In this session, Dr. Gary William Theseira, Deputy Undersecretary, Environment Management and Climate Change Division, Ministry of Natural Resources and Environment, Malaysia has shared several key points on how Asean countries come together in combating climate change, peatland fires and haze including:-
At COP21: Asean is not a group to speak at COP but for the past two years. Asean has been working as a group on a joint statement on climate change.
Adaptation strategy by Asean on climate change: Asean Working Group on Climate Change (AWGCC) was formed to find common ground to fight climate change and hence, they agreed to share information of sea level rise, extreme events in detailed levels.
Asean on sharing expertises:
ASEAN Haze Monitoring System (AMHS) developed by Singapore cost $100,000 is expected to make use of land concession maps from each country, hot-spot data and high resolution satellite images to pinpoint companies responsible for burning land illegally.
Asean work closely in conducting researches and a number of joint programs related to forest and natural areas. E.g. Global Environment Centre
Thailand (Thailand Greenhouse Gas Management Organization, TGO) make a good position in Carbon Labelling.
Malaysia share their expertise promoting Green Building Monitoring Tool – monitor the life cycle of architecture / building.
Here are some Q&A on how Asean Countries handle Peatlands and Climate Change:-
Q: Do you have any framework on tackling illegal forest burning and encroachment? As I understand, Asean cannot interfere other Asean countries that causes this problem.
Law and legislation are there but there is lack of implementation/enforcement on peatlands in the region. Currently Asean is coordinating enhance capacity of local government, local sectors, and community to work together. Further works need to be done.
Q. Direct to Dr. Gary: I am struck by your statement that ASEAN countries want to develop without becoming the major emitter. How Asean can contribute in the debate in equity when it comes into the agreement.
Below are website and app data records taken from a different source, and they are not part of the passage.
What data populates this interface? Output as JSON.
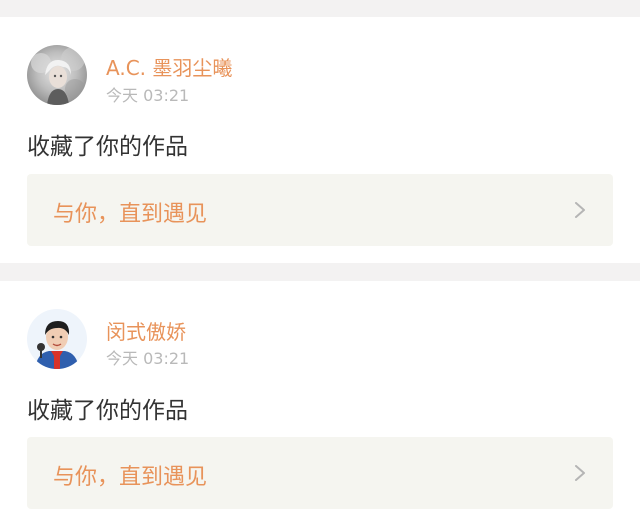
{
  "notifications": [
    {
      "username": "A.C. 墨羽尘曦",
      "time": "今天 03:21",
      "action": "收藏了你的作品",
      "work_title": "与你，直到遇见",
      "avatar_icon": "user-avatar-silver-hair"
    },
    {
      "username": "闵式傲娇",
      "time": "今天 03:21",
      "action": "收藏了你的作品",
      "work_title": "与你，直到遇见",
      "avatar_icon": "user-avatar-singer"
    }
  ],
  "colors": {
    "accent": "#e8935a",
    "timestamp": "#b9b9b9",
    "text": "#333333",
    "card_link_bg": "#f5f5f0",
    "page_bg": "#f3f2f2"
  }
}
How Asean can come into play in the negotiation?
Dr. Gary: There is growing role in Renewable Energy. Asean does not have access to traditional Renewable Energy like wind, and solar. We are looking forward to something like biomass and wave energy. This is where technology transfer comes in. This could be the pathway where we can achieve clean energy.
Rehabilitation of peat swamps are achievable in other parts of the world but we need to consider the cultural, and social parts of the world.
With the current technologies – it is evident the cost is very high. For instance, to build a railroad, every one meter you need two concrete slippers. We know the carbon price of steels and concrete slippers. We need to pass via a phase where carbon emissions will be higher. We are trying to incorporate that into agreement. Benefit of that, you can remove x number of cars. Means and numbers are there. We need to come down to speak honestly. We need to come down to the level where we can honestly discuss and work on this together.
Q. I think we are overlooking issue such as peatland subsidence. Peatland oxidize, carbon release to the air and soil is lowered 5 cm per year. In asean region. Bottom of the peats lie below. What would the solution be in addressing such issue?
Peatland subsidence (lowering of the soil): Impact of drainage without fire has been recognized as the main sources of GHG. That has led to adoption of new principles and criteria. Any plantations on peat must do a drainage projection on the next 40 years. If not, it must rehabilitate and use only for wet-production. Only applicable to RSPO for now. This is one of the major challenges in the future.
Q. Long Term Solution for Haze Problem?
Dr. Gary: Long term solution to the haze problem lies in building your capacity of indigenous and local people the dangers of traditional agricultural practices in a changing environment.
Written by: Jolene Journe T.